Bill Boddy often reported on the Exeter for "Motor Sport" There was an interesting entry in 1977 when Motor Sport journalist Clive Richardson drove Joss Sadlers Porsche 911. There were different starts on Simms according to if cars used Knobbly tyres, which Clive did even though they were very worn. Although there were a lot of failures that year the Porsche wasn't one of them, the crowd cheering as Clive blasted over the summit in a cacophony of sound. In 1981 Peter Le Couter choose right hand side of the outcrop in his Dellow.

Hillier's VW got away to a fast run, Mrs Tucker-Peake's Ford Pop and her husbands Skoda 110R both made clean climbs. All of these have local connections. Josh Saddlers wife, Sue Halkyard, was a very well known competitor in long distance and local events in her Austin Seven. Les Hillier sadly passed away a few years ago but his car is still active in trials in the hands of Murray MacDonald. As for the Tucker-Paeake family they “were” both Falcon and the MCC for many years and Adrian is currently upholding family honours in class 1.

Even after all these years the old hills still a stiff challenge. Like most sections its got a lot rougher over the years. There's also quite a camber sloping from right to left where water has eroded the surface. Opinions vary about the best path. Coming round the corner the slopes easier on the left hand side, but there are a lot of  loose stones. It's firmer over to the right where the spectators stand but the gradient increases much more markedly.

My advice - I believe in the Dudley Sterry theory that spectators don't like to stand in the mud and will choose the best surface to stand. Where their feet are is where your wheels need to be! Having said that I have only ever cleaned Simms once. I'm more of an expert on the escape road constructed by John Hayes and his road gang a few years ago!

Stuart and Andrew Cairney

Stuart and Andrew Cairney round the bottom corner in their Imp

Mike Pearson coming to a halt in 1998

Mike Pearson coming to a halt in 1998.

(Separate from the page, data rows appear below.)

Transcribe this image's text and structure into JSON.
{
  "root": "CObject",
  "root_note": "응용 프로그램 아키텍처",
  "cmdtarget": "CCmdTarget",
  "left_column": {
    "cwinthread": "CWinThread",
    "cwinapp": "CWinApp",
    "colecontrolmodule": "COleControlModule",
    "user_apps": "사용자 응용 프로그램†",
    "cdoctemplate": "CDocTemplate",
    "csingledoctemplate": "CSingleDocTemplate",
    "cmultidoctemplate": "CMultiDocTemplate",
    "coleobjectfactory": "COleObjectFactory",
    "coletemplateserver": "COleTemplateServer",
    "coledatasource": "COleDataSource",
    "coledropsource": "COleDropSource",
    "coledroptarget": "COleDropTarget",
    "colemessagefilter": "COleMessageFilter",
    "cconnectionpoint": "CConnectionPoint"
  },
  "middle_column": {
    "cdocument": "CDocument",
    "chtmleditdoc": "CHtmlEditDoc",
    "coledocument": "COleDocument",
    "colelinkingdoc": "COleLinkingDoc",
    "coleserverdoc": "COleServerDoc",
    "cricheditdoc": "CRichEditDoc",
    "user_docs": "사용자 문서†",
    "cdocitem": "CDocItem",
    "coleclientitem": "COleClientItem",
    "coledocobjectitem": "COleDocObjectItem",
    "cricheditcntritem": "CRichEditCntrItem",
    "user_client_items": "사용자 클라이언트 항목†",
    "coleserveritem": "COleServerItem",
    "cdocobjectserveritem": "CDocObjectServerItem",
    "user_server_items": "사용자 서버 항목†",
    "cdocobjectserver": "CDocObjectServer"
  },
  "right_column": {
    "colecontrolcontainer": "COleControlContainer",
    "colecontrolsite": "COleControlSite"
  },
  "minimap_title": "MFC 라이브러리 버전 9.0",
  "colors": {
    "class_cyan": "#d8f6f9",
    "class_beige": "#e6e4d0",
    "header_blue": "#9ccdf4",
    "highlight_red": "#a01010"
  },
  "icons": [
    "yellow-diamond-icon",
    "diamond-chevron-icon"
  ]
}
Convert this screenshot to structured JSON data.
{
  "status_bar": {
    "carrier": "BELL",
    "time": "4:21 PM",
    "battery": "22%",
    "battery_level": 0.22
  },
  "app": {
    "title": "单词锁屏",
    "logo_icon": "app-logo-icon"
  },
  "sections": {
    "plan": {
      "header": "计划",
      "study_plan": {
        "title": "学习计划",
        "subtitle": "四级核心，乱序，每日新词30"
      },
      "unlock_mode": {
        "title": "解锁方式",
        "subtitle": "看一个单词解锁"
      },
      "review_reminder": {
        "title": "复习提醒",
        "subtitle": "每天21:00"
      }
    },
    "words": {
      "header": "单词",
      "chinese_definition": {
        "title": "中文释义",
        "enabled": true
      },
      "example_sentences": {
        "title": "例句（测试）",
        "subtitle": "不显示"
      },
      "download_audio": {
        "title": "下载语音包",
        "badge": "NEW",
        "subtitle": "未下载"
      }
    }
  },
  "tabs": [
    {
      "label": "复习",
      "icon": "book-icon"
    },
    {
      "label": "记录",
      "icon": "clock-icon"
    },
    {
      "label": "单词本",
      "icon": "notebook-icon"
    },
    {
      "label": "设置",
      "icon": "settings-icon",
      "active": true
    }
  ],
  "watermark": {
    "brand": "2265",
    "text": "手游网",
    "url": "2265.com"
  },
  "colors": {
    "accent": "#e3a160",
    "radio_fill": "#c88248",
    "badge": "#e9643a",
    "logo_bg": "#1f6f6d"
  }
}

Don Mallin demonstrating the transmission breaking technique.

This article was originally published on The classical Gas site in December 1998 and moved here on 29 October 2000